"We do not undertake to say that there might not be such fraudulent representations or practice by the debtor as to deceive a reasonably prudent and vigilant person. and induce him to abandon the pursuit of property to satisfy his judgment until too late to reach it, so as to entitle him to a remedy by an independent action, but we do not think such a case is here presented. The courts cannot, under ordinary circumstances, extend relief to parties who fail to exercise reasonable diligence or discretion. Order reversed."

¶12 While the court, in the latter case, seems to have rested the matter upon the fact that the judgment creditor had not used due diligence, a doctrine that the plaintiff insists does not prevail in Oklahoma, citing the cases of Gidney v. Chappell, 26 Okla. 737, 110 P. 1099; Sullivan v. Helbing (Cal. App.) 226 P. 803; Stevens et al. v. Baley, 56 Okla. 455, 156 P. 157; Dover Merc. Co. v. Gates, 136 Okla. 197, 277 P. 231; Thompson v. Davis, 124 Okla. 79, 254 P. 501, and kindred cases, to the effect that, where one is misled by the fraud of another, such guilty person cannot escape the legal consequences of his acts by saying the fraud might have been discovered with ordinary care, which correctly states the rule, these cases are not applicable for the reason that under our statutes, in aid of execution and for dormancy and reviver of judgments, the standard of care and the measures which a judgment creditor must take to keep his judgment in force is fully provided for by our statutes, and inasmuch as they contain no such exceptions, none will be made.
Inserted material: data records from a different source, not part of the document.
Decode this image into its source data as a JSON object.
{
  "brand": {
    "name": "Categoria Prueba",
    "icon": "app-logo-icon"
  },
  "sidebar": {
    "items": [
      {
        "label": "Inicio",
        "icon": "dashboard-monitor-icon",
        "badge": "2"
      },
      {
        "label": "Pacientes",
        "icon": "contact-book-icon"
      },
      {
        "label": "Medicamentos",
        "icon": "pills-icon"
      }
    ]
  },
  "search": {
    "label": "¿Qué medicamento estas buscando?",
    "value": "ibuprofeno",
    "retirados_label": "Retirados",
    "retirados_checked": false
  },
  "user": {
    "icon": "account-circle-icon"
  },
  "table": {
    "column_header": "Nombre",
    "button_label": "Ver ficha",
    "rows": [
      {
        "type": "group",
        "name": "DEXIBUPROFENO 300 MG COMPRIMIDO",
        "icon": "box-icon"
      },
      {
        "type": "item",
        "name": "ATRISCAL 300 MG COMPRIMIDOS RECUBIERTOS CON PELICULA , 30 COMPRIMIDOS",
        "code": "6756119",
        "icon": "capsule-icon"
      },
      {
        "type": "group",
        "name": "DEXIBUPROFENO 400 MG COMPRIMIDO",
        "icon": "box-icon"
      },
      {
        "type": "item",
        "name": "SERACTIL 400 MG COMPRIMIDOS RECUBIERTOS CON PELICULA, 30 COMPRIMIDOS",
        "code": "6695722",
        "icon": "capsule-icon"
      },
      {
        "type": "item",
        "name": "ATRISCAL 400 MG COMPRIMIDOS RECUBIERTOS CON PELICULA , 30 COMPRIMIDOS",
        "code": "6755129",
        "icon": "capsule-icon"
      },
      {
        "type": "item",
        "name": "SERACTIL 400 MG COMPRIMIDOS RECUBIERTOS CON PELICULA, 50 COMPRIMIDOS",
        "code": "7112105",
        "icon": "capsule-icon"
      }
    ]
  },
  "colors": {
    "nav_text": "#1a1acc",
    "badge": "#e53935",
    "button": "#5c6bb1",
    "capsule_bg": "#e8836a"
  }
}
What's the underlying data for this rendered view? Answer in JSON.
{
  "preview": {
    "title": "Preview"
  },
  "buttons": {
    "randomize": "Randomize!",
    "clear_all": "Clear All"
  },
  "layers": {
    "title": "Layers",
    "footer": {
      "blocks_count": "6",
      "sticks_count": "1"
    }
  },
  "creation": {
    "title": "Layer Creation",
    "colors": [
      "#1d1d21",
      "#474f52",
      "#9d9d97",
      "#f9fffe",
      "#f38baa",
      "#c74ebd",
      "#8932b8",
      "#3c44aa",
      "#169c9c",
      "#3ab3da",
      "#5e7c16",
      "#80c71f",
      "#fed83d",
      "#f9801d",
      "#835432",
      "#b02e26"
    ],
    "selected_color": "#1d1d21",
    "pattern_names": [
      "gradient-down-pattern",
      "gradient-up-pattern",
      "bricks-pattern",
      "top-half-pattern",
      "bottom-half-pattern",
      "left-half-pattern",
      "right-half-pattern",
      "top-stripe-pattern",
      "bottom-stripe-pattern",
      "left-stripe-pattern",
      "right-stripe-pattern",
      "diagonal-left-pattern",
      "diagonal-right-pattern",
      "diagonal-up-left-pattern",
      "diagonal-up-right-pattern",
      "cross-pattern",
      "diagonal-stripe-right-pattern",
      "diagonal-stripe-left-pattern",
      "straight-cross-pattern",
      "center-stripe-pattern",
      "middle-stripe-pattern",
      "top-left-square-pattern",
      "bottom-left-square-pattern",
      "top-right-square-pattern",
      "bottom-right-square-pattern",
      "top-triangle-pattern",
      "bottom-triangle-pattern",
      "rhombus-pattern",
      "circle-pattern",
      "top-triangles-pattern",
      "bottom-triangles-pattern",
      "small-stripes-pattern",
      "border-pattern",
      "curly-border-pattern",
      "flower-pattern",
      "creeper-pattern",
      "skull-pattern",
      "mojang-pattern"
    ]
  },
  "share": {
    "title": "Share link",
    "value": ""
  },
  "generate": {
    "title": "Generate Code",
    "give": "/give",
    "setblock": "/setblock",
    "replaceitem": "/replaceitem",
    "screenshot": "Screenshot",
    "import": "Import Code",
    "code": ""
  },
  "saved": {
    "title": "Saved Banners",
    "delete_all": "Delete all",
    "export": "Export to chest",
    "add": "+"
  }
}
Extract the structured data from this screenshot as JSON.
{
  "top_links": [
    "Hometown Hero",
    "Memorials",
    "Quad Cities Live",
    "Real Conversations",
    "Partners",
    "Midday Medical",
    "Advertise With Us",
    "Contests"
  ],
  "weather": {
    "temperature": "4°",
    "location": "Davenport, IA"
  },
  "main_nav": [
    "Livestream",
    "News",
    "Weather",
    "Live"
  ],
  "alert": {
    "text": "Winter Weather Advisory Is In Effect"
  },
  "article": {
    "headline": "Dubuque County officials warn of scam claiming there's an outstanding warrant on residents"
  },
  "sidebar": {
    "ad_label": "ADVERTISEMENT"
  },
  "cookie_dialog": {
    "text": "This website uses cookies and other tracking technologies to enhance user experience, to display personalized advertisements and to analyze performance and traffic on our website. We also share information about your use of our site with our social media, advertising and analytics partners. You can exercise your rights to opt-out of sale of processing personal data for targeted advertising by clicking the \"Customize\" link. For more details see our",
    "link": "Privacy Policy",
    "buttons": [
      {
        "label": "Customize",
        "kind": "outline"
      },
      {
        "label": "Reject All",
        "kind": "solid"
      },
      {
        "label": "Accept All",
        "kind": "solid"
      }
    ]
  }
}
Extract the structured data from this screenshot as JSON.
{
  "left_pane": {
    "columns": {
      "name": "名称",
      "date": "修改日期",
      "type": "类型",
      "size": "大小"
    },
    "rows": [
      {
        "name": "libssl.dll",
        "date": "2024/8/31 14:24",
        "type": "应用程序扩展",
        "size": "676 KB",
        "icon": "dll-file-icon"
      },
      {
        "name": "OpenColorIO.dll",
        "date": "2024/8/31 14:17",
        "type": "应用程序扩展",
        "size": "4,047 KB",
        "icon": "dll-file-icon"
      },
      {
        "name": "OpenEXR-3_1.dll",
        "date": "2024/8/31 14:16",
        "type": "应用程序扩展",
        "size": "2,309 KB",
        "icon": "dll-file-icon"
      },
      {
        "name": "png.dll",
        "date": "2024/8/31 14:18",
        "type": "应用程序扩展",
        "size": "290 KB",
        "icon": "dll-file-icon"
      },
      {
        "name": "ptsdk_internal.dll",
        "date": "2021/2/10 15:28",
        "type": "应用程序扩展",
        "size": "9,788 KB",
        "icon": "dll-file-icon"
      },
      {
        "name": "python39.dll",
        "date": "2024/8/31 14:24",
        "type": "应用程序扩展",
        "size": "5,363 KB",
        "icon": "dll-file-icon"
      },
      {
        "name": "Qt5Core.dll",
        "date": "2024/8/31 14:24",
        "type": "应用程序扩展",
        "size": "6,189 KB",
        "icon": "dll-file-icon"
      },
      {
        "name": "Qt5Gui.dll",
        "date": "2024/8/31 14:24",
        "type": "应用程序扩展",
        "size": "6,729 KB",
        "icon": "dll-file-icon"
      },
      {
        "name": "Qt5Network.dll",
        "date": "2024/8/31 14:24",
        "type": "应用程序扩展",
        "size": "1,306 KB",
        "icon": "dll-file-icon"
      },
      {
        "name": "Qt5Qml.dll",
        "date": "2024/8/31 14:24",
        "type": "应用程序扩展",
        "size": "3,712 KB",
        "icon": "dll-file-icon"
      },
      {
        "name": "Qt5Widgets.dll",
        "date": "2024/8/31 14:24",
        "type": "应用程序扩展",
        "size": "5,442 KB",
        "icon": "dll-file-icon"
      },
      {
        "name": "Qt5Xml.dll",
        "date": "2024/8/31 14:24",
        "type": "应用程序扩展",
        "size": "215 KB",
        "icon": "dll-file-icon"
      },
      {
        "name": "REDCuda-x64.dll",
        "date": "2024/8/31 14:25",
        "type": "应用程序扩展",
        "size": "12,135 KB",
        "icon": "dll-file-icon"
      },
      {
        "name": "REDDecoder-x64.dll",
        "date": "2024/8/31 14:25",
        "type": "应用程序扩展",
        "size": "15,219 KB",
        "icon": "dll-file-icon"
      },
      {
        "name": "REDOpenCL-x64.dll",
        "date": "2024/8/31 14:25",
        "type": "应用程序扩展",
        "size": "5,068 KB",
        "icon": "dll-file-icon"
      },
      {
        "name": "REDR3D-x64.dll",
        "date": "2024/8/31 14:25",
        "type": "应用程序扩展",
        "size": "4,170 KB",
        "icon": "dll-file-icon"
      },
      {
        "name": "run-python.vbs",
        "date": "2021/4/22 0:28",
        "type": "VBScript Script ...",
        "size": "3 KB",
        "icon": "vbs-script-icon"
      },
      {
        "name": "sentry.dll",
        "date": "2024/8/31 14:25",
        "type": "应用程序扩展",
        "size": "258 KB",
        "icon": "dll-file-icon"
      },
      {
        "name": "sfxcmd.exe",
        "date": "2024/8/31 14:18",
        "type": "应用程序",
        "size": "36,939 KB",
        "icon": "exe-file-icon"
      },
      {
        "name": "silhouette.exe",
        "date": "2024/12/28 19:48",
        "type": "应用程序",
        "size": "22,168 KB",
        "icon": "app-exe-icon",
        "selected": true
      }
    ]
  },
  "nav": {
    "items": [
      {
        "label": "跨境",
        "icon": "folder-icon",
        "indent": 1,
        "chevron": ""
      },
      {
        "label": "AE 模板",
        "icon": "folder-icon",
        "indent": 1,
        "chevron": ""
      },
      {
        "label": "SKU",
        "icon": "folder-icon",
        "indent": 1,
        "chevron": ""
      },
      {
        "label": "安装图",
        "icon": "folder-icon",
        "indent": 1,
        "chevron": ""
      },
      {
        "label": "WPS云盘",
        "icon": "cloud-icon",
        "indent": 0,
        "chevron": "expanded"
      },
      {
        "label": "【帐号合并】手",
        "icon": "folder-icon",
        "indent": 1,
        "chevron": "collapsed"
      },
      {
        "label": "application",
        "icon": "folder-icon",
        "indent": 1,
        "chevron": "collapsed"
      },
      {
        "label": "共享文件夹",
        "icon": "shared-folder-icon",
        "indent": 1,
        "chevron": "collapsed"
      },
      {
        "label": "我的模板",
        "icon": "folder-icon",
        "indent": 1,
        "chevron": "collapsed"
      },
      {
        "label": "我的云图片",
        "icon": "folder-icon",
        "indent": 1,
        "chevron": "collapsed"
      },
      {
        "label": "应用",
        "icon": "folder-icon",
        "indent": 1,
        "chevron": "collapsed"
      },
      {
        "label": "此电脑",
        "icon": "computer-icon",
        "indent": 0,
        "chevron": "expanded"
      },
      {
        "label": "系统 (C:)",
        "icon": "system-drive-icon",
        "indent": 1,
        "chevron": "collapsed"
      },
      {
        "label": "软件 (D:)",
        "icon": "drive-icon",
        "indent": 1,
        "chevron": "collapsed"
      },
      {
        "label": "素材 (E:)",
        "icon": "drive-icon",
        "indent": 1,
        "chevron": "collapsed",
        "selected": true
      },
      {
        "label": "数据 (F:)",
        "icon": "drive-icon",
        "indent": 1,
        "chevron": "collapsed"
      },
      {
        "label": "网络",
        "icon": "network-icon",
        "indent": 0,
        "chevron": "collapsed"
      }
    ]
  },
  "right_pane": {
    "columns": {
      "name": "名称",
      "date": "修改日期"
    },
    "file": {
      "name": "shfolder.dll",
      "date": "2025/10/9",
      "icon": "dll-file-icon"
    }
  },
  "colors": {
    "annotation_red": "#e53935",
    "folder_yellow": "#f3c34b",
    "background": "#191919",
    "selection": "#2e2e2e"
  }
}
¶13 It is true that in some instances, where affirmative relief is asked, as in the case of Nellis v. Minton, 91 Okla. 75, 216 P. 147, where the plaintiffs asked title to be quieted against a judgment, a more liberal rule prevails under the maxims that he who seeks equity must do equity, and that the statute of limitations can never be used as a sword, only u shield, but these cases do not conflict with the rule here laid down.

¶14 For the reasons stated, the judgment of the lower court is affirmed.

¶15 The Supreme Court acknowledges the aid of Attorneys J. G. Hughes, R. Place Montgomery, and Ralph Carder in the preparation of this opinion. These attorneys constituted an advisory committee selected by the State Bur, appointed by the Judicial Council, and approved by the Supreme Court. After the analysis of law and facts was prepared by Mr. Hughes and approved by Mr. Montgomery and Mr. Carder, the cause was assigned to a Justice of this court for examination and report to the court. Thereafter, upon consideration by a majority of the court, this opinion was adopted.